* ACTIVITY *
Repeat the data below exactly, dropping any pictures it holds.

Records excerpted from a collection:
━━━━

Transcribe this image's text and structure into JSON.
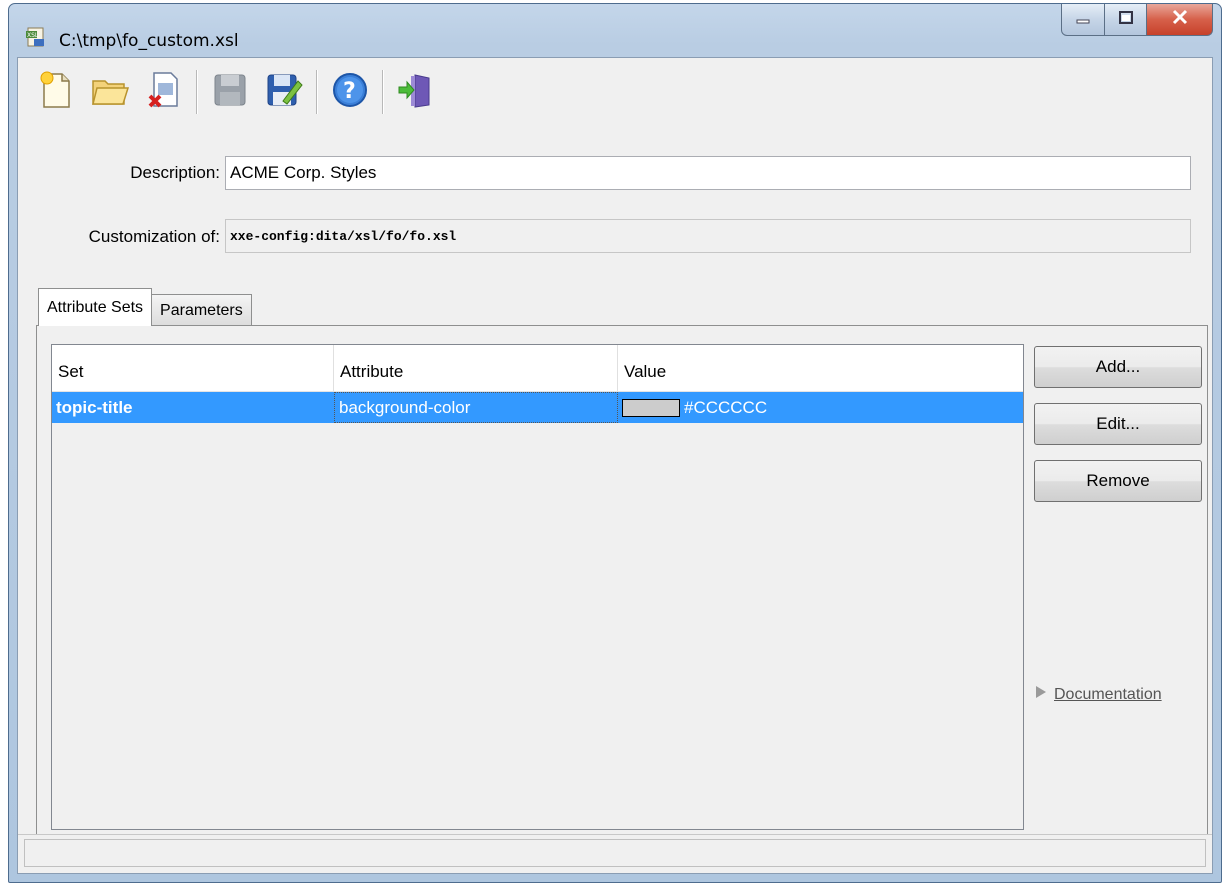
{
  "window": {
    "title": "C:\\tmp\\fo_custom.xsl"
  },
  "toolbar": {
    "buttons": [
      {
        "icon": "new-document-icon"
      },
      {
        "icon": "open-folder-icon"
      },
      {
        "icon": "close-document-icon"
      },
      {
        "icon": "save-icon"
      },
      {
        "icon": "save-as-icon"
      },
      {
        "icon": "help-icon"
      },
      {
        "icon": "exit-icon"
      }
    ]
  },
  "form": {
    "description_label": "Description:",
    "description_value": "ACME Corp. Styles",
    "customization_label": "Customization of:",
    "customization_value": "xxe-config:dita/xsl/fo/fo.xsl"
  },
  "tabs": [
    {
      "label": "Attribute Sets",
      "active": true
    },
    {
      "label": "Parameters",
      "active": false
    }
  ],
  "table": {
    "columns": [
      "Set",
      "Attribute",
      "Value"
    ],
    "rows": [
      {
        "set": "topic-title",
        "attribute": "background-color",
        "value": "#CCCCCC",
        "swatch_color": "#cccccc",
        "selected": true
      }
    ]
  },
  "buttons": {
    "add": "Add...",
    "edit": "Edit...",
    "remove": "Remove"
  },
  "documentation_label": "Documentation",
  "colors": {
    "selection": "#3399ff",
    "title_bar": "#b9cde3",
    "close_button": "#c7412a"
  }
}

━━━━

* RESULT *
Transcribe this image's text and structure into JSON.
{
  "window": {
    "title": "C:\\tmp\\fo_custom.xsl"
  },
  "toolbar": {
    "buttons": [
      {
        "icon": "new-document-icon"
      },
      {
        "icon": "open-folder-icon"
      },
      {
        "icon": "close-document-icon"
      },
      {
        "icon": "save-icon"
      },
      {
        "icon": "save-as-icon"
      },
      {
        "icon": "help-icon"
      },
      {
        "icon": "exit-icon"
      }
    ]
  },
  "form": {
    "description_label": "Description:",
    "description_value": "ACME Corp. Styles",
    "customization_label": "Customization of:",
    "customization_value": "xxe-config:dita/xsl/fo/fo.xsl"
  },
  "tabs": [
    {
      "label": "Attribute Sets",
      "active": true
    },
    {
      "label": "Parameters",
      "active": false
    }
  ],
  "table": {
    "columns": [
      "Set",
      "Attribute",
      "Value"
    ],
    "rows": [
      {
        "set": "topic-title",
        "attribute": "background-color",
        "value": "#CCCCCC",
        "swatch_color": "#cccccc",
        "selected": true
      }
    ]
  },
  "buttons": {
    "add": "Add...",
    "edit": "Edit...",
    "remove": "Remove"
  },
  "documentation_label": "Documentation",
  "colors": {
    "selection": "#3399ff",
    "title_bar": "#b9cde3",
    "close_button": "#c7412a"
  }
}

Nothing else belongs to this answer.